◆ What is needed
What is needed is a copy of each line in the listing that contains "creator".
Material shown: Begin
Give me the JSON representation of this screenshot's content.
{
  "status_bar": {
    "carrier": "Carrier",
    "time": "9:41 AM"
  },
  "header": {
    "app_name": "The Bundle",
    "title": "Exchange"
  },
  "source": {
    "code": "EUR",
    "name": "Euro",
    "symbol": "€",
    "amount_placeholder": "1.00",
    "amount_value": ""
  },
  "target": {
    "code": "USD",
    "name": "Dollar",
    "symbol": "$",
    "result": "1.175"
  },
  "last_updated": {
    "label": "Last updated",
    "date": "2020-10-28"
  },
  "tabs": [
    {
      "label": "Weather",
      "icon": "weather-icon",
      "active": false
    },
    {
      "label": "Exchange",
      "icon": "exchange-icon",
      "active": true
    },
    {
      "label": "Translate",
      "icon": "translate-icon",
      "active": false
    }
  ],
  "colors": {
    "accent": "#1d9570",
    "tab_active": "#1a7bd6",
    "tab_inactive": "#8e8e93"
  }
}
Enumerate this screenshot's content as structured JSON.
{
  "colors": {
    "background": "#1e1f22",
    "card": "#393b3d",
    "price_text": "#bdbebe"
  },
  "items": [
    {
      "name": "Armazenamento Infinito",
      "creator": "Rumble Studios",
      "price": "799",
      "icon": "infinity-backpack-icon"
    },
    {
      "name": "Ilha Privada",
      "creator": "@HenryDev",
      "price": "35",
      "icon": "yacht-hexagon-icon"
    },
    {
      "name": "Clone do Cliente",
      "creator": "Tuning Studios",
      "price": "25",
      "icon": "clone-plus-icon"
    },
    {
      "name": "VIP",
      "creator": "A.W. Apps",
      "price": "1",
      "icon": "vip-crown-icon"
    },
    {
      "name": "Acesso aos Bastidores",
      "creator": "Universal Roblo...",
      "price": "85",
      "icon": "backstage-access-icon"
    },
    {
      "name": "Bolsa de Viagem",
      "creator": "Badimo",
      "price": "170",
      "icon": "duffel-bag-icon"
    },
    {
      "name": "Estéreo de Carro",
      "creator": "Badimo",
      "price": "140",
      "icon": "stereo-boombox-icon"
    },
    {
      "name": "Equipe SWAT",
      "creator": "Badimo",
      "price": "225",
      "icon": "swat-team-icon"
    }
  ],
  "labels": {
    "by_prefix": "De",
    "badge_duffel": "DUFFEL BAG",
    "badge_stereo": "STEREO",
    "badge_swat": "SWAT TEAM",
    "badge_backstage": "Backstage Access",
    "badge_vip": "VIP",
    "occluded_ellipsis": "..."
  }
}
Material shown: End
◆ Result
      "creator": "Rumble Studios",
      "creator": "@HenryDev",
      "creator": "Tuning Studios",
      "creator": "A.W. Apps",
      "creator": "Universal Roblo...",
      "creator": "Badimo",
      "creator": "Badimo",
      "creator": "Badimo",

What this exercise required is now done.